The ruling Bongo family is notorious for treating the national treasury like a private bank account, skimming off as much as 25% of the nation’s GDP for their personal use. The government is built on a "mafia-like" network of corruption, where thousands of fake civil servants receive salaries despite not having official jobs. HRF considers Gabon one of the world's most repressive and corrupt regimes. Despite having a per capita income four times that of most sub-Saharan African nations, a third of the population suffers under the poverty line.
Ali and family own more than three dozen luxury homes abroad—some worth as much as 100 million euros—and boast a fleet of more than 100 exotic cars including Ferraris, Bentleys, and customized Rolls Royces. Their embezzlement ring, which has been investigated by the French government, extends to 70 bank accounts, yachts, private planes, and a massive fine art collection. Documents obtained by the French press reveal that the Bongos spent $86 million on one private Swiss travel company alone.
HRF has previously publicized similar celebrity endorsements of dictators ranging from Hilary Swank’s disastrous celebration of Chechen despot Ramzan Kadyrov to Erykah Badu's helicopter visit to Swaziland, where she sang for the country's absolute monarch.
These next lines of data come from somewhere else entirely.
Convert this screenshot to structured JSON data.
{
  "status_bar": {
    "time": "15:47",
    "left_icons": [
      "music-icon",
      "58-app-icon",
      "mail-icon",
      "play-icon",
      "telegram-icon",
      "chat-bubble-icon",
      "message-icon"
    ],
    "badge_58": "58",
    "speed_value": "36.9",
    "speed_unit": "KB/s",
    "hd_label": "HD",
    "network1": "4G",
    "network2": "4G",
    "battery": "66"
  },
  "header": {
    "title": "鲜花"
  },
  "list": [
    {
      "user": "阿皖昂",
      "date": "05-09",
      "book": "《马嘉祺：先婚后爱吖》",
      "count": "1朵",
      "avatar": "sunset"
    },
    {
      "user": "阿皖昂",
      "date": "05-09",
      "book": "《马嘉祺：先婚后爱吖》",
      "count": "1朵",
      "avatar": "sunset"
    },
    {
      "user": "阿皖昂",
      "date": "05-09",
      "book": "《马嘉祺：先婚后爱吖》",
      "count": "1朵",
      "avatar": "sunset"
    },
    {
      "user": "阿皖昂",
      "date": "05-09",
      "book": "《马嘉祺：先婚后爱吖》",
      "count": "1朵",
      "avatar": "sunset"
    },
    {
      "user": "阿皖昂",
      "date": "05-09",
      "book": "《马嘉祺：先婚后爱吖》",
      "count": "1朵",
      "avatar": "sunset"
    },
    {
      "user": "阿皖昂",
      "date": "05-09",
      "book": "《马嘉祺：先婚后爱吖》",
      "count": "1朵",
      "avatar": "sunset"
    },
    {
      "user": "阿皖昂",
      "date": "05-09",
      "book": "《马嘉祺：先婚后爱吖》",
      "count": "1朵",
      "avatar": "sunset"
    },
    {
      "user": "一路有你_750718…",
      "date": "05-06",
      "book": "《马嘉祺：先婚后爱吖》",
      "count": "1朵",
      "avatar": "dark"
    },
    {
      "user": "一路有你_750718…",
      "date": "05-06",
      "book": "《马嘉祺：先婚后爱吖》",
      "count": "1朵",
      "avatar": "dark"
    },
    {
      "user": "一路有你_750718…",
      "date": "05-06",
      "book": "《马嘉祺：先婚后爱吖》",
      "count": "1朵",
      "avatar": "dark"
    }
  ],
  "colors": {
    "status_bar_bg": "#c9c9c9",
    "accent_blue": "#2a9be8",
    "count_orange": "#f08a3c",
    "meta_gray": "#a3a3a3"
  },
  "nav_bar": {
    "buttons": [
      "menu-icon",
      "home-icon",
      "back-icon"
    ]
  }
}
“It’s shocking, given the recent public humiliation endured by Jennifer Lopez, Mariah Carey, and Kanye West, that Messi's management and the athlete himself would consider putting his prestige at the service of a serial human rights abuser,” said HRF Chief Strategy Officer Alex Gladstein. “If Messi wants to do good in Gabon, HRF recommends that rather than partying with oppressors, he release a statement in solidarity with the country’s persecuted dissidents and environmentalists, and press the regime to investigate the ritual murders of children,” said Gladstein.
The Human Rights Foundation (HRF) is a nonpartisan nonprofit organization that promotes and protects human rights globally, with a focus on closed societies.
Contact: Jamie Hancock, (212) 246-8486, firstname.lastname@example.org